    PPM leadership was drunk at the wheels again and did not see the need for this legislation before, thereby allowing them to take it through the normal transparent and consultative process, or alternatively the PPM leadership believes that it and a small select few of cronies know everything there is to know, and therefore the PPM does not need to follow the consultation process, and its election promise of "open and transparent government" was just that, another broken election promise.

     

     

  2. Anonymous says:

    Well here we go again with Mr. Duckworth, with his "Intelegence and wisdom" apparently more so than the LoGB of the Cayman Islands.

      There is constantly no wonder why our Government is always "Misled" and brought into the wrong ways of running a Government.

     The Geniouses that we have in our present Government, albeit UDP and PPM, will always be in wonderland on how to run a country, but will always be up to no good Governance and running the Cayman Islands deeper into the ground and causing the Poor People to suffer even more.

      This case with Mr. Duckworth, PPM party chair defends rushed tax treaty law  almost sounds  as if Mr. Duckworth is a member of our Cabinet in Government, and not a Committee Chairman.

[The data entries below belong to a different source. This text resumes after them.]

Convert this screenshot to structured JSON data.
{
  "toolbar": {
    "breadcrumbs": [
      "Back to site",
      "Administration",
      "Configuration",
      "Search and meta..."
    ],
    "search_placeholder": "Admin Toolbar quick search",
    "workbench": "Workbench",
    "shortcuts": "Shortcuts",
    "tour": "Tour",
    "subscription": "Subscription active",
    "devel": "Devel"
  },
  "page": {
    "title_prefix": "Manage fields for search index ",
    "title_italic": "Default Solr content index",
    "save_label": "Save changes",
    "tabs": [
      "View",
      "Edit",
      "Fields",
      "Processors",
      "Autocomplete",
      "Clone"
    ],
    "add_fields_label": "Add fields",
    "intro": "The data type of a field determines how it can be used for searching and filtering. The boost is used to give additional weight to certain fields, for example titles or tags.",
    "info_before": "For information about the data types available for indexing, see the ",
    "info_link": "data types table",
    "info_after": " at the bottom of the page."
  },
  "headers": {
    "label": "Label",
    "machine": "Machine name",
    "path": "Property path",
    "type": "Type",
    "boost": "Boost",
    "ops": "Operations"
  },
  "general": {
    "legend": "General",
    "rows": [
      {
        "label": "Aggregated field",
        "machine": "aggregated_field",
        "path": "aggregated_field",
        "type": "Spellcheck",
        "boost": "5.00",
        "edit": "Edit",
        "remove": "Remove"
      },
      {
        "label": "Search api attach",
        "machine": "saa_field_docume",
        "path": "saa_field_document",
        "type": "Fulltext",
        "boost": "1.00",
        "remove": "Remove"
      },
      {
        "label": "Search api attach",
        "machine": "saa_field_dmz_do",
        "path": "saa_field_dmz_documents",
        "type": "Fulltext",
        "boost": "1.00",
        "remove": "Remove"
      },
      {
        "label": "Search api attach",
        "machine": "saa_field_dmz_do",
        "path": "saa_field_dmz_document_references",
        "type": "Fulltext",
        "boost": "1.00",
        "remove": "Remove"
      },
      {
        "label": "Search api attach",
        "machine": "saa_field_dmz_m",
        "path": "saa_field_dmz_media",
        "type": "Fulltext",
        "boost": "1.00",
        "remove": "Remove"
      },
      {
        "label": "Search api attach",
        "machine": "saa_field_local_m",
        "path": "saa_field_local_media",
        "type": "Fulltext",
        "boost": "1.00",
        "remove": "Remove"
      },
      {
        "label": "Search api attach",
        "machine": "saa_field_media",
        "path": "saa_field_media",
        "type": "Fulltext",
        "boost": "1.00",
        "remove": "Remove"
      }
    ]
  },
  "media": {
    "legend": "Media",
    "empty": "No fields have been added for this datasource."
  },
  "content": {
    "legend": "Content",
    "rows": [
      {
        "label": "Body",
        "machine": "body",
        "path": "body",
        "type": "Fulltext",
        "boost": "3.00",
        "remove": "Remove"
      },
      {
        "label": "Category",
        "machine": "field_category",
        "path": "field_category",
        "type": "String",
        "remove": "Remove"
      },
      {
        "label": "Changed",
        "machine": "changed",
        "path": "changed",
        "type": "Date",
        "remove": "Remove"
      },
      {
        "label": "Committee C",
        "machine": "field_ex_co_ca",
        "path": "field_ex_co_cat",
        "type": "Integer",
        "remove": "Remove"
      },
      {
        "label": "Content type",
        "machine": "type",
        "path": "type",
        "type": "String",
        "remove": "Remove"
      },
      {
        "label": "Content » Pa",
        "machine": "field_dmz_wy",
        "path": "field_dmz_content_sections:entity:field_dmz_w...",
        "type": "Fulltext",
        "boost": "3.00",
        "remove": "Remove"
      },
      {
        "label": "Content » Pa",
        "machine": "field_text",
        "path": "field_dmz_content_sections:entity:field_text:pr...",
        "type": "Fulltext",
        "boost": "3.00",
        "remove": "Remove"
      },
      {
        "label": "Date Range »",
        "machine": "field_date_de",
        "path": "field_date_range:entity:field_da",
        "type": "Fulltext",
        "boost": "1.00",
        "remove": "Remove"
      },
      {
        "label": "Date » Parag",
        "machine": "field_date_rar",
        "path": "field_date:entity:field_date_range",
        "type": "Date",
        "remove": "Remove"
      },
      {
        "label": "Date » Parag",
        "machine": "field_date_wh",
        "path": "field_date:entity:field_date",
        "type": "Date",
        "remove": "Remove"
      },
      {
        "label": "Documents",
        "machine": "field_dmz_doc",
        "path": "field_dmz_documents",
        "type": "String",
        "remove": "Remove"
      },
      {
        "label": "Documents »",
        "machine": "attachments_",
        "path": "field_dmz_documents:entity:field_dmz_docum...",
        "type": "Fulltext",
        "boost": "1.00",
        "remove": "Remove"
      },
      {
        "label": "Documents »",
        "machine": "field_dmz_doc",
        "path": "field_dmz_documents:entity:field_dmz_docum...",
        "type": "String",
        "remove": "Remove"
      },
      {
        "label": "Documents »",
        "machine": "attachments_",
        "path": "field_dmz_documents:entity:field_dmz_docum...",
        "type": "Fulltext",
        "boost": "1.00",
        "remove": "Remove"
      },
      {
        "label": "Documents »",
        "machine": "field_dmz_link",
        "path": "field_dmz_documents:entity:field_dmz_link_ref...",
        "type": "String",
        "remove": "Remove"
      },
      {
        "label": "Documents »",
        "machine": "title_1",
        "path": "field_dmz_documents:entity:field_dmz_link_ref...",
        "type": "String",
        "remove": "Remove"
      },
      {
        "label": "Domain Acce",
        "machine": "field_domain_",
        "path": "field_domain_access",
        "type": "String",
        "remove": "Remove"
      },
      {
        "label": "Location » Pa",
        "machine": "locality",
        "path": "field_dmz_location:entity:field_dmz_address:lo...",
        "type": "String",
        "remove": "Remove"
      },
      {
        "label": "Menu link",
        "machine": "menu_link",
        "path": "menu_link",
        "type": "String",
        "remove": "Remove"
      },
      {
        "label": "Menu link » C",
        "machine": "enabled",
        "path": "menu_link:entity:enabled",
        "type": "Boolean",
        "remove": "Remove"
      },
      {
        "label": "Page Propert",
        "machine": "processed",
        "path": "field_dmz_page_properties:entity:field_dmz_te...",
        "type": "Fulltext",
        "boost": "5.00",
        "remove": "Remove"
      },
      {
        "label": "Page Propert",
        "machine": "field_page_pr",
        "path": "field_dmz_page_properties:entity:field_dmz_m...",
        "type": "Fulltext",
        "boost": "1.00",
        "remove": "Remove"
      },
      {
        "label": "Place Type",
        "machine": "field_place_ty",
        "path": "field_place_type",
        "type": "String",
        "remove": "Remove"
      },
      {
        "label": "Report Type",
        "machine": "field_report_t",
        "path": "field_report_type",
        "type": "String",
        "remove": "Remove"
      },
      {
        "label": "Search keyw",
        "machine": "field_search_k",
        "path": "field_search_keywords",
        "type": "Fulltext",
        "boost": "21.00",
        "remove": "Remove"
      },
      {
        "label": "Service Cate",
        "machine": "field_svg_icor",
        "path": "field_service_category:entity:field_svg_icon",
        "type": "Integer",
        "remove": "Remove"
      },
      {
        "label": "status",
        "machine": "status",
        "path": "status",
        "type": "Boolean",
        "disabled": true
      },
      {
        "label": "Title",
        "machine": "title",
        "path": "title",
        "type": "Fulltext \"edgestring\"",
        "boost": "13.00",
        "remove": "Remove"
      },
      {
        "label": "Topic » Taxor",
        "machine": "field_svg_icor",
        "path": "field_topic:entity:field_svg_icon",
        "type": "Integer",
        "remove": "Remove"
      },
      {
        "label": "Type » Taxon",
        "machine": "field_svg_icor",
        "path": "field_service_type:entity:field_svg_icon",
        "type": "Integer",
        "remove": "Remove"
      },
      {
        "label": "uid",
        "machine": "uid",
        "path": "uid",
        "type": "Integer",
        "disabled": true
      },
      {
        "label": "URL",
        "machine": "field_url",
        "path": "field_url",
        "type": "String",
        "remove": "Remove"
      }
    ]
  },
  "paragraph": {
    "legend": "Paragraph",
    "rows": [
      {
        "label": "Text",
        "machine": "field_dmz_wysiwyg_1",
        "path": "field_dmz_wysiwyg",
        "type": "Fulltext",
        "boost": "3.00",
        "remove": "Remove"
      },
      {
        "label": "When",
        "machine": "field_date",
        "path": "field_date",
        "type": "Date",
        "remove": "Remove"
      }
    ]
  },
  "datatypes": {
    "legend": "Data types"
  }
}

     If such is the case of Mr. Duckworth being a Cabinet Member  then, "When and where did Mr. Duckworth became a member of our Government "?

     If incase he is Not a member of our Cabinet in Government, then Mr. Duckworth sure has a lot of say into the Running of our Country. Another reason why our "Misled Government" is always led down the path of poor Governance.

       Caymanians, and people of the Cayman Islands, we are all faced with the dilema of poor Governance and bad Government.

     I therefore ask as a Caymanian, that we clean the slates with the PPM, (Poor People Mistake) and the UDP (United Dump Pile) and get some fresh minded and more knowledgeable people running our Beautiful Cayman Islands as of May 2009.

      Should the present Government be reelected again, the dilema of poorGovernance will only be made worst with any member of this Government spearheaded to run Cayman Islands.